What needs to be done
Gather every line in the records below that contains the word "this".

(Input data Opens)

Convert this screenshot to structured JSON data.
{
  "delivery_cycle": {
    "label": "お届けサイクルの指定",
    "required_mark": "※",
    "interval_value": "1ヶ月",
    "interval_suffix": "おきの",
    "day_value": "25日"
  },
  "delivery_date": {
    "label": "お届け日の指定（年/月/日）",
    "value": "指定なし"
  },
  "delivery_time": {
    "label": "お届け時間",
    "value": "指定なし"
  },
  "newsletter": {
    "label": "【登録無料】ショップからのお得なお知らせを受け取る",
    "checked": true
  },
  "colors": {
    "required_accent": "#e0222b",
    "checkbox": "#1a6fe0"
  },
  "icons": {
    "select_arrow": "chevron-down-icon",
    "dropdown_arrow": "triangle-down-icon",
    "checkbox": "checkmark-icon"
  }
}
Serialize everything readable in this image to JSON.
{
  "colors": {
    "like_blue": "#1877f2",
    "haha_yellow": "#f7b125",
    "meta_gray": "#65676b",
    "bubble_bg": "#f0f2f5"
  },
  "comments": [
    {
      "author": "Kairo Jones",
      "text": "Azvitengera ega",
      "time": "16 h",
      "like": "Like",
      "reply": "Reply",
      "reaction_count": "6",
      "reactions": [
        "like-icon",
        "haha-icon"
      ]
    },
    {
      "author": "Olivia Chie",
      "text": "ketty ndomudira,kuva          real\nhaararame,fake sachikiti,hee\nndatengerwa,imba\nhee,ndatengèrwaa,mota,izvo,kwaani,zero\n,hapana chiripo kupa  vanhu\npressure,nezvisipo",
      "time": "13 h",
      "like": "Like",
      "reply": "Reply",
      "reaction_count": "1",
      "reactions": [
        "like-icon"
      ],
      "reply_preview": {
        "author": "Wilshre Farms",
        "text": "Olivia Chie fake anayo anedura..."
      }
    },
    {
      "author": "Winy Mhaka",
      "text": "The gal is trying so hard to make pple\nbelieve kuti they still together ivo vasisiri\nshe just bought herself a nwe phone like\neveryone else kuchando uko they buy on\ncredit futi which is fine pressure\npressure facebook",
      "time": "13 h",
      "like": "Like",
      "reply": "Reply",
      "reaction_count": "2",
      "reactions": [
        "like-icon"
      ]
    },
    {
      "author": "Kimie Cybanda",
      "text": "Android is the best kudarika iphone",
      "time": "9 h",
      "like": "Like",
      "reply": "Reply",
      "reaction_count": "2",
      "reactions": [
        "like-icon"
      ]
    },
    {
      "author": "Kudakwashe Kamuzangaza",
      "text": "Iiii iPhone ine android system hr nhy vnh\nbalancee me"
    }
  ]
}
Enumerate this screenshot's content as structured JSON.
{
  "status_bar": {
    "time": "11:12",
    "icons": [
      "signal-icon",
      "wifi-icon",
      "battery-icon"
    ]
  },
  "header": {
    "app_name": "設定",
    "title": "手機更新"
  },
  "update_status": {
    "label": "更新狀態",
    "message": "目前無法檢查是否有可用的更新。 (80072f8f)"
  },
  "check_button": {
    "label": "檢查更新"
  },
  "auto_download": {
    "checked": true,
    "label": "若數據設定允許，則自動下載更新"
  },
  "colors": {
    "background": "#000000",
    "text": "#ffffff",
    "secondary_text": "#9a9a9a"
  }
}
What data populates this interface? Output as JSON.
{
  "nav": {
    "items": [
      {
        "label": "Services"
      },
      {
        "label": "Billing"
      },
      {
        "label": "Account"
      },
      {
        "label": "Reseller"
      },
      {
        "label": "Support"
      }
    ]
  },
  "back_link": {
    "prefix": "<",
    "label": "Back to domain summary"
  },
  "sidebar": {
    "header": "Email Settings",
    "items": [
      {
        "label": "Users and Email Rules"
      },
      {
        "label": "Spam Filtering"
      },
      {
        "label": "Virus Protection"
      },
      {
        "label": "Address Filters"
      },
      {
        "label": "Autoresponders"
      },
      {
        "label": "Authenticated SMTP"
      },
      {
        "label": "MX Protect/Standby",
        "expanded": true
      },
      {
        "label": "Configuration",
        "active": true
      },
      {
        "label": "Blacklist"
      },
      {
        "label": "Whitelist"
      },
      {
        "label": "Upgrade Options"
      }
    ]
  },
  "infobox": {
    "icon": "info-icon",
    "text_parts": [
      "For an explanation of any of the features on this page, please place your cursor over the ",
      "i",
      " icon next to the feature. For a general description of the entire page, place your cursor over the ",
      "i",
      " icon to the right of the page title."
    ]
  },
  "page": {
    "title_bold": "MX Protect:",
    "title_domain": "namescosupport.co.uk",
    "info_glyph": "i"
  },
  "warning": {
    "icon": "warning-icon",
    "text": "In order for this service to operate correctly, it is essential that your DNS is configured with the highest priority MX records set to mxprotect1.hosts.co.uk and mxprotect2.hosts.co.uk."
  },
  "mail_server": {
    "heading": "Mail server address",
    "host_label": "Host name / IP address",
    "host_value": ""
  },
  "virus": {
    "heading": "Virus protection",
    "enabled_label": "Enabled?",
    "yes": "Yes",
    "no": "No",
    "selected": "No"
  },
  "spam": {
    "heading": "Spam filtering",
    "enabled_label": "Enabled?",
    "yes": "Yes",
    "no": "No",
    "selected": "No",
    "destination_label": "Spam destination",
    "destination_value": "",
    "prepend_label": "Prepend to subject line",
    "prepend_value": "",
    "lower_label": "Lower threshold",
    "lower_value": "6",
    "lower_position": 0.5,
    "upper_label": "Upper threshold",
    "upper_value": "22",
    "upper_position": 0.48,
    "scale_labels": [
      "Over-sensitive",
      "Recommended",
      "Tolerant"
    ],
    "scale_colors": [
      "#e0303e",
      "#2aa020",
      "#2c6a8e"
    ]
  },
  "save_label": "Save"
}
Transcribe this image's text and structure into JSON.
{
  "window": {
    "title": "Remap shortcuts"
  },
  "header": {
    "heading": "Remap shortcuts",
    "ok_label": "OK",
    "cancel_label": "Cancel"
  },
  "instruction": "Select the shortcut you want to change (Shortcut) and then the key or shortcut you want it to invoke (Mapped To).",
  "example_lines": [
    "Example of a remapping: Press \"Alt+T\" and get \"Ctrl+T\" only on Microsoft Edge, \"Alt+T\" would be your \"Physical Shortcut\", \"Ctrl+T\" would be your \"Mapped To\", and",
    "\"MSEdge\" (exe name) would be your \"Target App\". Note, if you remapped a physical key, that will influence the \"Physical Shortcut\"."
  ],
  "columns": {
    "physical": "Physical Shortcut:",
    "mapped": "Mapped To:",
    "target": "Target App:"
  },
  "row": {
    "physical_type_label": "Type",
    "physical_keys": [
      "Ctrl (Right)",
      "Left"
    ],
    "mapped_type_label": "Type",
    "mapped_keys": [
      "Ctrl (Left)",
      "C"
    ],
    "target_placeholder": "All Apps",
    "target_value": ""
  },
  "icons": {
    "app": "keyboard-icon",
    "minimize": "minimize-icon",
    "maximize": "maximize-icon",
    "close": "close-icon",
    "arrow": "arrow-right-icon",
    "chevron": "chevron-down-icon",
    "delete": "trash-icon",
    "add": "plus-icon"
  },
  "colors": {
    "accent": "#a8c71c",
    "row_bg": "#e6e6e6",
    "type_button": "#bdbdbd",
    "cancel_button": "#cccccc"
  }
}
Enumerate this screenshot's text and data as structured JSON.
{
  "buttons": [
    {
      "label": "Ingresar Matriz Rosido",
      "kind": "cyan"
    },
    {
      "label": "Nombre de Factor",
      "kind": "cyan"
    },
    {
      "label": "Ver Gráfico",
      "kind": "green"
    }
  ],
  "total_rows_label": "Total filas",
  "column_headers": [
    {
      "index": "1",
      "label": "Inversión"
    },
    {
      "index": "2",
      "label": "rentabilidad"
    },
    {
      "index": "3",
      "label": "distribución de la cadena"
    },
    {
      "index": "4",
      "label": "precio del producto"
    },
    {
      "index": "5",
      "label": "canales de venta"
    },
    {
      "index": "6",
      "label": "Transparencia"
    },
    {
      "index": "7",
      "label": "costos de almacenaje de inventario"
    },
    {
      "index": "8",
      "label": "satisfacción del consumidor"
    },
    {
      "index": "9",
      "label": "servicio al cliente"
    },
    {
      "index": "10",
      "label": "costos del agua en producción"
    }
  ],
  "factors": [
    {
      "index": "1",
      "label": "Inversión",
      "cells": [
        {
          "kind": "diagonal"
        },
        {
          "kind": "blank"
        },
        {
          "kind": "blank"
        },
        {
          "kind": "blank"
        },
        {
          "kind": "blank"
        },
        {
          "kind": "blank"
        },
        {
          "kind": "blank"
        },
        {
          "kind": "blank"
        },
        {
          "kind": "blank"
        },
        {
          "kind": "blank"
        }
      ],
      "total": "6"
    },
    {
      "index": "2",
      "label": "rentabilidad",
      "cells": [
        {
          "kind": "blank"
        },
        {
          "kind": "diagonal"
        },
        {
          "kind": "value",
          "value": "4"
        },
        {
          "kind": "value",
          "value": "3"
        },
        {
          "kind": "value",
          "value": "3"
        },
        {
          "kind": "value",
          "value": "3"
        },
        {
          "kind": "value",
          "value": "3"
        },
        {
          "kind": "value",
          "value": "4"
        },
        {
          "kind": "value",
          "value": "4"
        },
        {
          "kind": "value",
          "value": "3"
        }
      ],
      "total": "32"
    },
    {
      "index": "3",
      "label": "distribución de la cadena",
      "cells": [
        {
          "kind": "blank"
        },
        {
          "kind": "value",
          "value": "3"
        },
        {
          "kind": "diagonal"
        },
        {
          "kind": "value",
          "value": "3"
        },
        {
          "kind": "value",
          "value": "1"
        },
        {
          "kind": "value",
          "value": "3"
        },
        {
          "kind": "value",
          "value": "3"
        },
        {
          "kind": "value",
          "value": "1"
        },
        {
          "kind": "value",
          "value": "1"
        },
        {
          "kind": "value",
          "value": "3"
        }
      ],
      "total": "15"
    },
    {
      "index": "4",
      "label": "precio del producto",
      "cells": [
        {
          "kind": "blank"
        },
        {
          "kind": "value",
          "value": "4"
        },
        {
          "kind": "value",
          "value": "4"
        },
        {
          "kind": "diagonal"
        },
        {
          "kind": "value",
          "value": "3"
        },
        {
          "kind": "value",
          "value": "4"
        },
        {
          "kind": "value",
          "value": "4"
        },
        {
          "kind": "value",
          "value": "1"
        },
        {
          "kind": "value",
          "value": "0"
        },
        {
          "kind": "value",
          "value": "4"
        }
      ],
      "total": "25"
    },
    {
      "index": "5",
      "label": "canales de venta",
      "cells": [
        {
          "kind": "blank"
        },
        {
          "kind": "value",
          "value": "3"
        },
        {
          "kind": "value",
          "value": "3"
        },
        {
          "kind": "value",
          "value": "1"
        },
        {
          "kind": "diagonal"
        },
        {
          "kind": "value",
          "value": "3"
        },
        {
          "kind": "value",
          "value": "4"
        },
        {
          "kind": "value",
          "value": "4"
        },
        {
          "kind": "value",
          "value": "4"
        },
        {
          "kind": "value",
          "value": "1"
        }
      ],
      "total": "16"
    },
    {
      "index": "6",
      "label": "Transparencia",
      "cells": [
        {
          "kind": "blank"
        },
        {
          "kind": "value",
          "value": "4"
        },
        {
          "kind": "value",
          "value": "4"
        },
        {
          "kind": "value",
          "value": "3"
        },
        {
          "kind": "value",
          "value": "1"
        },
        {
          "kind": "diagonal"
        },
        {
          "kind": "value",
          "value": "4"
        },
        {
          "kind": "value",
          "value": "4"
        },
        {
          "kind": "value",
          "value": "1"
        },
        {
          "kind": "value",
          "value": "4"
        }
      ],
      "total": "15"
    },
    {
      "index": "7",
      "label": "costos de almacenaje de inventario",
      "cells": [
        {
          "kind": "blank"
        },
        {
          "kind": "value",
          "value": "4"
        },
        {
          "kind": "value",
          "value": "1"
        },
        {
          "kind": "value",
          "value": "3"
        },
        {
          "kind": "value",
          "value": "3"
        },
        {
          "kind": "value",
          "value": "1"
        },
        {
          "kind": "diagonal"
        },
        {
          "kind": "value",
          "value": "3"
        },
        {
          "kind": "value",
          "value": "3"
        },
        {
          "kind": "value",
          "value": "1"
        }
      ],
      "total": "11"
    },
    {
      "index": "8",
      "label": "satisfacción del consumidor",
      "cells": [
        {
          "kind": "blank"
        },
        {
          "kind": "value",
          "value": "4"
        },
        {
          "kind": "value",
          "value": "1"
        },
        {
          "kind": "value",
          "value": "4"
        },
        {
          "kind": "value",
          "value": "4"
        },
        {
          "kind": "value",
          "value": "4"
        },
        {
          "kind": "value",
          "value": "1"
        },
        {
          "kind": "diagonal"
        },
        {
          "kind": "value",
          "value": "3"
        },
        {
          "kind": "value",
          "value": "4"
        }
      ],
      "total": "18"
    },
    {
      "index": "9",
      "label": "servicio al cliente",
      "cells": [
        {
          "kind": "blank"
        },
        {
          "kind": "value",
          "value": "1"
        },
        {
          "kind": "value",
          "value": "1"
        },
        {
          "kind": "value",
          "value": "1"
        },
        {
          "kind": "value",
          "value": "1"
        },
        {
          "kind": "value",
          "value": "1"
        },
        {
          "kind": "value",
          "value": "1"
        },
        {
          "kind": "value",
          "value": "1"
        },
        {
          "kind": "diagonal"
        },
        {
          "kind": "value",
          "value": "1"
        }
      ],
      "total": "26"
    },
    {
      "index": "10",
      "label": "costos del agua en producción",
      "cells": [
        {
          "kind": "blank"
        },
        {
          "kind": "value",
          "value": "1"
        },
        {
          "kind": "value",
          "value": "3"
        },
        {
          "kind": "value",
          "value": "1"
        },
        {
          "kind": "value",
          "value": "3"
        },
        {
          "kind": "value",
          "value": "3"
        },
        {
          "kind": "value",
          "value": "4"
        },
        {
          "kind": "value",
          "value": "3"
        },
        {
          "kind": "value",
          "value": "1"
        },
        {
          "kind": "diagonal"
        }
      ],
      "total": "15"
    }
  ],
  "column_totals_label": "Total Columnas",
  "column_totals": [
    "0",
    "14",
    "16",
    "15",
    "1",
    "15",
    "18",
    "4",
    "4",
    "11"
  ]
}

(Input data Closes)

Final answer
Convert this screenshot to structured JSON data.
Serialize everything readable in this image to JSON.
Enumerate this screenshot's content as structured JSON.
What data populates this interface? Output as JSON.
      "For an explanation of any of the features on this page, please place your cursor over the ",
    "text": "In order for this service to operate correctly, it is essential that your DNS is configured with the highest priority MX records set to mxprotect1.hosts.co.uk and mxprotect2.hosts.co.uk."
Transcribe this image's text and structure into JSON.
Enumerate this screenshot's text and data as structured JSON.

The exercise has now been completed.